Brief =>
From the entries, copy each line that includes "Tagihan".

[[ Data extract, beginning ]]

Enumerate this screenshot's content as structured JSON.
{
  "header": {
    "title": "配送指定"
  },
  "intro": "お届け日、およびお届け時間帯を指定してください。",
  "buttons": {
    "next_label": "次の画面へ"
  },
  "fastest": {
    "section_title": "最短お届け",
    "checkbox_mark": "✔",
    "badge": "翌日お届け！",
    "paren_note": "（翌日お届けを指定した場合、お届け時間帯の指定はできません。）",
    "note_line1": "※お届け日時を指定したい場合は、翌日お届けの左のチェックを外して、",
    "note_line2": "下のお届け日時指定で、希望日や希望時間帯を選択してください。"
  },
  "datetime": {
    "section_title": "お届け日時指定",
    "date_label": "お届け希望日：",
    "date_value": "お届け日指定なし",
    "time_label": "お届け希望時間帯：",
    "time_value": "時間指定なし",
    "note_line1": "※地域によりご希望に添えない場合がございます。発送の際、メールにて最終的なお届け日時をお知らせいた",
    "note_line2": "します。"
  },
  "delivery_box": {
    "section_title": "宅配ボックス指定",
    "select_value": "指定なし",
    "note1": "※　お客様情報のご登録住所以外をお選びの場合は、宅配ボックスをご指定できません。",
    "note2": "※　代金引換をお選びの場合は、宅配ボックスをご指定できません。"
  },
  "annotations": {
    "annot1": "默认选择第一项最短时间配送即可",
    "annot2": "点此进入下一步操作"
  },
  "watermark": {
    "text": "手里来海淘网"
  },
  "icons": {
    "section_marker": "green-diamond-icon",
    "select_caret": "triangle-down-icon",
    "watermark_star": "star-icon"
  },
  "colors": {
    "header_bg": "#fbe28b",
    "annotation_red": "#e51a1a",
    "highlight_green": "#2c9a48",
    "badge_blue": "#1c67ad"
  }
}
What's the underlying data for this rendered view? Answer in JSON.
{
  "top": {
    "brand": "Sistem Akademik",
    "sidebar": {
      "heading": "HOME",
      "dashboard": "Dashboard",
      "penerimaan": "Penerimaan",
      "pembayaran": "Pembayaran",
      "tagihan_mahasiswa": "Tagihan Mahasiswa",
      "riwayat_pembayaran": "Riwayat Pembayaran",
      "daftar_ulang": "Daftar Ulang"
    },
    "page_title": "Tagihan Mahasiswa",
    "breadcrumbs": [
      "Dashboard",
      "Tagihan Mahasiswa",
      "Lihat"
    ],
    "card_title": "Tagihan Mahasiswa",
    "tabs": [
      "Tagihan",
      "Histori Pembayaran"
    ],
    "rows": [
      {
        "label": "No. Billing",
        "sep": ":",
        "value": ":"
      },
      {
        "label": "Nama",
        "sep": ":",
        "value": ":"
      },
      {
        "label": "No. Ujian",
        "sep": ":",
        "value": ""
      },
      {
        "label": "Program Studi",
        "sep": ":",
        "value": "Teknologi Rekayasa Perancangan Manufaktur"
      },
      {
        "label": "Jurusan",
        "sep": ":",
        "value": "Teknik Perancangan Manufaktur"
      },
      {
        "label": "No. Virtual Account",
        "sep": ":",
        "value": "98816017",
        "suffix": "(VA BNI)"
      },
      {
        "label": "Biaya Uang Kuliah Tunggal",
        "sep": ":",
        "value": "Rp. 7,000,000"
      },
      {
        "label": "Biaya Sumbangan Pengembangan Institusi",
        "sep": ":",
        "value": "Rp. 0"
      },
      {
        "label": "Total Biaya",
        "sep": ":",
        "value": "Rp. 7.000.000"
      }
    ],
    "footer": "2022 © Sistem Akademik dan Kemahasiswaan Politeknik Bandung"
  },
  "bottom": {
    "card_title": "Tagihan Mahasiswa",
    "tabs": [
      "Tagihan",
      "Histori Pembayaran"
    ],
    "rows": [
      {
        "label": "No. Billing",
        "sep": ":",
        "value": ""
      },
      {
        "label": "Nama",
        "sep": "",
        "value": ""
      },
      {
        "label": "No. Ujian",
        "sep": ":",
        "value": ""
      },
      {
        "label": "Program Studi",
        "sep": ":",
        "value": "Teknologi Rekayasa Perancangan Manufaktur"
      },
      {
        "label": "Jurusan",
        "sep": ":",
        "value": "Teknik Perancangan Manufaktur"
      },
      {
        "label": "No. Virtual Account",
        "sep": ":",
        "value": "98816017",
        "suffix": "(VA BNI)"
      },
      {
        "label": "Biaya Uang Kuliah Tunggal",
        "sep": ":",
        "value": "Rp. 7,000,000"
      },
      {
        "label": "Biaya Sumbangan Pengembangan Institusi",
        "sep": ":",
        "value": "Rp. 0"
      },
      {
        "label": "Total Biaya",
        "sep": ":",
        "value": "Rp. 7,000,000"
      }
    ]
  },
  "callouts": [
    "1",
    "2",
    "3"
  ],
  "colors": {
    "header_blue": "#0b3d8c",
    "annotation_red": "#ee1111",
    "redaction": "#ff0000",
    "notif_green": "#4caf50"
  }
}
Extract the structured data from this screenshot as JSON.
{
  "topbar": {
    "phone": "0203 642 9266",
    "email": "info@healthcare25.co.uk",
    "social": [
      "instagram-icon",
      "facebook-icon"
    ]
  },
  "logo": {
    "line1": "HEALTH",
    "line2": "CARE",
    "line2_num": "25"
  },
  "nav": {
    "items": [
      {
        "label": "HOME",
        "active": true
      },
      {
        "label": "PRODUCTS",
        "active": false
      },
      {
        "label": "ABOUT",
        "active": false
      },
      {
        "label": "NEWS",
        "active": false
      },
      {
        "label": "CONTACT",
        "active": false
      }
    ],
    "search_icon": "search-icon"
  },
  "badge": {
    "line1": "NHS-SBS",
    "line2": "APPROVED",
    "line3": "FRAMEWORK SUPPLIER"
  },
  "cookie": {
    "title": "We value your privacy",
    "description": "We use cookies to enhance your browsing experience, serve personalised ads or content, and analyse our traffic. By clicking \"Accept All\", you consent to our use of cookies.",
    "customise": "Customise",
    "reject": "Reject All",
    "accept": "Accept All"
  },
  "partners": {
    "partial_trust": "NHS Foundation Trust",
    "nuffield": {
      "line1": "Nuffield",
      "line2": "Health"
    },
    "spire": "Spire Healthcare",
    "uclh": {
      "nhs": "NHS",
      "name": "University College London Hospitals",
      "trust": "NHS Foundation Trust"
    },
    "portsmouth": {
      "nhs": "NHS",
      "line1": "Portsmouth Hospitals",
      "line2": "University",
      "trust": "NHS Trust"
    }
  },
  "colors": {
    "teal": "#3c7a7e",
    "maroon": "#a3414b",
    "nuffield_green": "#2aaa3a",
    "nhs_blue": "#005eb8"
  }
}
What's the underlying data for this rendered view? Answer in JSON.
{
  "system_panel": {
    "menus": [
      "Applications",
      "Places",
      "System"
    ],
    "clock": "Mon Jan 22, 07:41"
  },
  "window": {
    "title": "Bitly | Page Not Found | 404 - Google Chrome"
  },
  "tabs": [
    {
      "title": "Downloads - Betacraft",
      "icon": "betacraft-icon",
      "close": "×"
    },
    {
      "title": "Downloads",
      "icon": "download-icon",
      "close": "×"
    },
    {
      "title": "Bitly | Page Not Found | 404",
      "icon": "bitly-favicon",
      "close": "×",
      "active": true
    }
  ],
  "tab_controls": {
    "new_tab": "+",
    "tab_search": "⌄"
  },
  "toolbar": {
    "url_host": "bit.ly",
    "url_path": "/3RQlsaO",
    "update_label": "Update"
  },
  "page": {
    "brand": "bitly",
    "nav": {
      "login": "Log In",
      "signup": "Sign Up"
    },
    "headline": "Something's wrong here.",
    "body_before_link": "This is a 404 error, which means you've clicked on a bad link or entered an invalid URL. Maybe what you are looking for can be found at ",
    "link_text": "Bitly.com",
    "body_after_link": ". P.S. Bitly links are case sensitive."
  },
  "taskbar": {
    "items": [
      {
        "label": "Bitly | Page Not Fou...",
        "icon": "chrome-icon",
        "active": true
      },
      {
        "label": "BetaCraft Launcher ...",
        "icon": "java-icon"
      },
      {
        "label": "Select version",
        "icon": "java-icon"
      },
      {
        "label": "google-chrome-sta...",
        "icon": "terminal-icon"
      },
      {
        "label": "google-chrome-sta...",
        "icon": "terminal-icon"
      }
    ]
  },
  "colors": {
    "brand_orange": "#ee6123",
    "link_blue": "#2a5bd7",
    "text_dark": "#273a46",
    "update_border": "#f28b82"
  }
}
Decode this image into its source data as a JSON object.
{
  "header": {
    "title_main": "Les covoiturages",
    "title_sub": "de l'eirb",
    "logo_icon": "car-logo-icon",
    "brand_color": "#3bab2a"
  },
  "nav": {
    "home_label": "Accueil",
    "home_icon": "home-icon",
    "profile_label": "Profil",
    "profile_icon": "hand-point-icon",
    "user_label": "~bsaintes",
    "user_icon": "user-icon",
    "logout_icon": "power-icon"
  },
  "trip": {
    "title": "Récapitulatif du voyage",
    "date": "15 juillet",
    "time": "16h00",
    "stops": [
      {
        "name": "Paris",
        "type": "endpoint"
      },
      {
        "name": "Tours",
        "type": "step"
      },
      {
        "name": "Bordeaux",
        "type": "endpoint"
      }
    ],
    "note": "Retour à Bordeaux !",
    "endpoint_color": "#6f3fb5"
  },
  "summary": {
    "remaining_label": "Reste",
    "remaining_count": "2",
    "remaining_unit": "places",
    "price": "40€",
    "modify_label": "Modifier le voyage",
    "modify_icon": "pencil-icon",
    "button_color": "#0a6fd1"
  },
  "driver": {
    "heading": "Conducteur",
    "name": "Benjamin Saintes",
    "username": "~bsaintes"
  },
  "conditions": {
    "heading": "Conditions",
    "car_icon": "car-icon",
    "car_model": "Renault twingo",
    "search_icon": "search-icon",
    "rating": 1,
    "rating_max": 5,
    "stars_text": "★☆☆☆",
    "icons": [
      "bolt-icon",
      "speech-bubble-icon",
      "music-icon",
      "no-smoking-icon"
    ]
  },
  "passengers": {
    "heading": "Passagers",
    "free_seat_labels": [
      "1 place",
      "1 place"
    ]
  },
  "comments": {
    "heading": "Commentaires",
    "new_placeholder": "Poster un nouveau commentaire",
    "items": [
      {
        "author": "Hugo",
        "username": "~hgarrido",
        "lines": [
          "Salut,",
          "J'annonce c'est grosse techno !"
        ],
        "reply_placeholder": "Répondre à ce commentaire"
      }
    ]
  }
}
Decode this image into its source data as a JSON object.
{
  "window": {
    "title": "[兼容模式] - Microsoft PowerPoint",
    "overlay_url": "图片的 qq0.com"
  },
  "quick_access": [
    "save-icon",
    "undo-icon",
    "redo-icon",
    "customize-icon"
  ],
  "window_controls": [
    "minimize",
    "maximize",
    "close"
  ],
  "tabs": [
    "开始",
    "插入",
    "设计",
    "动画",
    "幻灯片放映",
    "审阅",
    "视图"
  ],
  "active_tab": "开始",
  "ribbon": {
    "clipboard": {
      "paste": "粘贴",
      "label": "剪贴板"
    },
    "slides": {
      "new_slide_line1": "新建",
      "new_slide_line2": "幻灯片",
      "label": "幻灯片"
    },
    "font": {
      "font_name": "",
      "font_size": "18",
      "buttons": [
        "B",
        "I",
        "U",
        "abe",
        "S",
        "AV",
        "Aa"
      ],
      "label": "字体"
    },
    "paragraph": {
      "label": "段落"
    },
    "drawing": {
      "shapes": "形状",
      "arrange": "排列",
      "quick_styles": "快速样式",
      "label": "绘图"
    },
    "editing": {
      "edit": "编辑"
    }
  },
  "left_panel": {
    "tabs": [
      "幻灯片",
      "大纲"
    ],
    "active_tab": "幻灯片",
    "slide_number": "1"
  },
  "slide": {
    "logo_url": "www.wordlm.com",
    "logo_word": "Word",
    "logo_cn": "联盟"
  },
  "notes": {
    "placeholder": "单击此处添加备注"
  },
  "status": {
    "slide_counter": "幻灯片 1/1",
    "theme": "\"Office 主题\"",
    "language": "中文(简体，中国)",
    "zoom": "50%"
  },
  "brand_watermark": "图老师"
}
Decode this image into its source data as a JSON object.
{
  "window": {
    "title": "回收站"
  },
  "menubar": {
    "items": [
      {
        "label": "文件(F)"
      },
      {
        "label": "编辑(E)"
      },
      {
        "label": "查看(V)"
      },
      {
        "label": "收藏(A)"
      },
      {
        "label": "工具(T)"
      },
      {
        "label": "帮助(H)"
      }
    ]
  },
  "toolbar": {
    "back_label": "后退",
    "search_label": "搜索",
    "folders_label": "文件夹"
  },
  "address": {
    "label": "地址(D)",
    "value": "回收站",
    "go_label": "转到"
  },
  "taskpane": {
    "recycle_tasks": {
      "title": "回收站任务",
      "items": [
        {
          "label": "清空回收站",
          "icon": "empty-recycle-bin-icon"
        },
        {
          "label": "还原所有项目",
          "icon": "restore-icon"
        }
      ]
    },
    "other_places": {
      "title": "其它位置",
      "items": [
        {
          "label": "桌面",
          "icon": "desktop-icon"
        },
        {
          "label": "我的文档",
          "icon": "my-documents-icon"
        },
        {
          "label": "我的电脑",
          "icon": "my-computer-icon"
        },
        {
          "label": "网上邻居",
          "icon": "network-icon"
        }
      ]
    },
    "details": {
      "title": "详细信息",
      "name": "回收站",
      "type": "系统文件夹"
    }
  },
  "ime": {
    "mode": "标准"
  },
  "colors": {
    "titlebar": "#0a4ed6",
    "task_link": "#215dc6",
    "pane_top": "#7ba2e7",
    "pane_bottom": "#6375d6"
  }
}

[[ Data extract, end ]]

The completed task =>
      "tagihan_mahasiswa": "Tagihan Mahasiswa",
    "page_title": "Tagihan Mahasiswa",
      "Tagihan Mahasiswa",
    "card_title": "Tagihan Mahasiswa",
      "Tagihan",
    "card_title": "Tagihan Mahasiswa",
      "Tagihan",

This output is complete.